The truth of not suffering: The Buddha’s teachings on happiness
The Buddha’s teaching on suffering does not say that we have to accept all of our unhappy circumstances. For those living the lay life, his advice was to look after ourselves and seek abundant happiness.
Let’s say you’re in a job or a relationship that isn’t really working for you, but it’s not so horrible that you have to flee. It’s a comfortable routine and provides security, and you can name a whole bunch of reasons why it’s a perfectly good place to stay. But you’re dissatisfied. Feeling a bit stuck. Like you’re not going anywhere. Oh well, I hear you say. Life is suffering, right? We have to learn to accept what is.
Yes, that is the gist of the Buddha’s famous teaching on suffering in the Four Noble Truths. He said that it’s an inevitable part of human existence to encounter pain and disappointment, and we need to learn to accept that. Yes, these are very wise words, but do they really apply here? All too often I’ve seen people use this teaching to justify staying needlessly stuck in unhappiness, and therefore miss reaching their true potential.
So let’s take a look at another teaching from the Buddha that might shed a different light on the situation.
“If by renouncing a limited happiness one would see an abundant happiness, let the spiritually mature person, having regard to the abundant happiness, sacrifice the limited happiness.”1
So this suggests that the Buddha might ask you to consider picking yourself up and going after a more “abundant happiness.” How does this square with the idea of accepting one’s suffering? Well let’s examine your situation more closely. Imagine for a moment that you’re in a new job or relationship, completely free of the things that are making you unhappy right now. Close your eyes and really put yourself in that scene so you get a good visceral sense of what it might be like. How does it make you feel? Free? Joyful? Energetic? And with all those positive feelings, how likely will you be to start something new, take on new challenges, and grow? And how likely will you be to share this positive energy with others?
The Buddha’s teaching on suffering is that we need to accept the things we can’t control, such as loss, sickness, aging, and death. But for things we can affect, he advised that we change our conditions so that they’re more conducive to our happiness and spiritual growth. So which seems like the better choice now? Staying with your current situation, or picking yourself up to go after a more “abundant happiness”?
At this point, I often hear another counterargument that casts doubt once again. Isn’t it selfish to go after my own happiness? Shouldn’t I be working for the good of others? Isn’t it better to stay in my job (or relationship) where I know I’m valued and would cause some harm if I left?
My reply to this question is to remind you of the Metta Bhavana meditation practice, and how the first stage is on cultivating loving-kindness for oneself. The implication I draw here is that if we’re not in a positive frame of mind, we are less likely to be at our best. We’re also less likely to be fully open-hearted, and make the contribution to others that we are fully capable of. So why settle for a lesser happiness for myself AND a lesser potential to help others? Helping others does not require us to sacrifice ourselves. It doesn’t have to be an either/or situation. There are plenty of ways in which we can help others AND ourselves at the same time. Doesn’t it seem worth the effort to look for them?

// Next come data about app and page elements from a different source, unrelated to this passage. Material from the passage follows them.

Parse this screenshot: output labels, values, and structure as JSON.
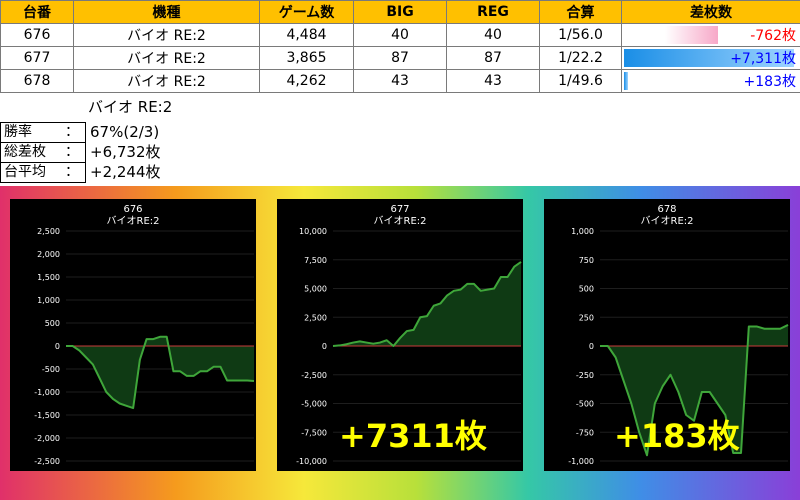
{
  "table": {
    "headers": [
      "台番",
      "機種",
      "ゲーム数",
      "BIG",
      "REG",
      "合算",
      "差枚数"
    ],
    "rows": [
      {
        "number": "676",
        "machine": "バイオ RE:2",
        "games": "4,484",
        "big": "40",
        "reg": "40",
        "combined": "1/56.0",
        "diff": "-762枚",
        "diff_value": -762,
        "diff_color": "#ff0000"
      },
      {
        "number": "677",
        "machine": "バイオ RE:2",
        "games": "3,865",
        "big": "87",
        "reg": "87",
        "combined": "1/22.2",
        "diff": "+7,311枚",
        "diff_value": 7311,
        "diff_color": "#0000ff"
      },
      {
        "number": "678",
        "machine": "バイオ RE:2",
        "games": "4,262",
        "big": "43",
        "reg": "43",
        "combined": "1/49.6",
        "diff": "+183枚",
        "diff_value": 183,
        "diff_color": "#0000ff"
      }
    ],
    "diff_max": 7311
  },
  "summary": {
    "title": "バイオ RE:2",
    "win_rate_label": "勝率",
    "win_rate": "67%(2/3)",
    "total_diff_label": "総差枚",
    "total_diff": "+6,732枚",
    "avg_label": "台平均",
    "avg": "+2,244枚",
    "colon": "："
  },
  "chart_data": [
    {
      "type": "line",
      "title": "676",
      "subtitle": "バイオRE:2",
      "ylim": [
        -2500,
        2500
      ],
      "yticks": [
        "2,500",
        "2,000",
        "1,500",
        "1,000",
        "500",
        "0",
        "-500",
        "-1,000",
        "-1,500",
        "-2,000",
        "-2,500"
      ],
      "values": [
        0,
        0,
        -100,
        -250,
        -400,
        -700,
        -1000,
        -1150,
        -1250,
        -1300,
        -1350,
        -300,
        150,
        150,
        200,
        200,
        -550,
        -550,
        -650,
        -650,
        -550,
        -550,
        -450,
        -450,
        -750,
        -750,
        -750,
        -750,
        -762
      ],
      "overlay": ""
    },
    {
      "type": "line",
      "title": "677",
      "subtitle": "バイオRE:2",
      "ylim": [
        -10000,
        10000
      ],
      "yticks": [
        "10,000",
        "7,500",
        "5,000",
        "2,500",
        "0",
        "-2,500",
        "-5,000",
        "-7,500",
        "-10,000"
      ],
      "values": [
        0,
        50,
        150,
        300,
        400,
        300,
        200,
        300,
        500,
        0,
        700,
        1300,
        1400,
        2500,
        2600,
        3500,
        3700,
        4400,
        4800,
        4900,
        5400,
        5400,
        4800,
        4900,
        5000,
        6000,
        6000,
        6900,
        7311
      ],
      "overlay": "+7311枚"
    },
    {
      "type": "line",
      "title": "678",
      "subtitle": "バイオRE:2",
      "ylim": [
        -1000,
        1000
      ],
      "yticks": [
        "1,000",
        "750",
        "500",
        "250",
        "0",
        "-250",
        "-500",
        "-750",
        "-1,000"
      ],
      "values": [
        0,
        0,
        -100,
        -300,
        -500,
        -750,
        -950,
        -500,
        -350,
        -250,
        -400,
        -600,
        -650,
        -400,
        -400,
        -500,
        -600,
        -930,
        -930,
        170,
        170,
        150,
        150,
        150,
        183
      ],
      "overlay": "+183枚"
    }
  ],
  "colors": {
    "header_bg": "#ffc000",
    "negative": "#ff0000",
    "positive": "#0000ff",
    "line": "#3fa63a",
    "fill": "#0f3a14",
    "zero_line": "#c83a3a",
    "panel_bg": "#000000",
    "overlay_text": "#ffff00"
  }
}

I’d like to bring in one more teaching from the Buddha here, one that reinforces the idea that it’s spiritually healthy to look after oneself. The scene is an intimate moment between King Pasenadi and his wife, Queen Mallika. The king asked his queen if there was anyone more dear to her than herself. She had to admit there wasn’t. And the King, when asked the same question in return, had to admit the same. Later on, the King relayed this conversation to the Buddha, who responded,
“Searching all directions
with one’s awareness,
one finds no one dearer
In the same way, others
are fiercely dear to themselves.
So one should not hurt others
if one loves oneself.”2
So you’ll note that the Buddha, far from rebuking them for selfishness, took their realization and turned it into a spiritual teaching. By holding ourselves dear, we can more deeply understand why we shouldn’t hurt others. By loving ourselves, we can more fully appreciate how to relate compassionately to others. Throughout the scriptures, the Buddha consistently taught that it is wise to look after oneself and one’s own spiritual progress, as long as it causes no harm to others.
To close, I’d like to say that each person’s situation is unique, and has its unique challenges and rewards. So I don’t mean to imply that everyone in all cases should jump for the supposedly greater and more abundant happiness. There could be many valid reasons to stay where you are, and sorting all that out is the work of mindful inquiry. My main intent in writing here is to help you avoid staying in an unhappy situation for the wrong reasons.
So I leave you with a question. What’s really keeping you where you are? Is there some objective reason (like needing the income) that rightfully keeps you there? Or is it fear of change? I’d like to challenge you to find out the real issues underneath it all.
1. The Dhammapada, verse 290 (chapter 21, verse 1). Translation by Sangharakshita, available for free download at www.sangharakshita.org.
2. Udana 5.1. Translation by Thanissaro Bhikkhu, available at Access to Insight.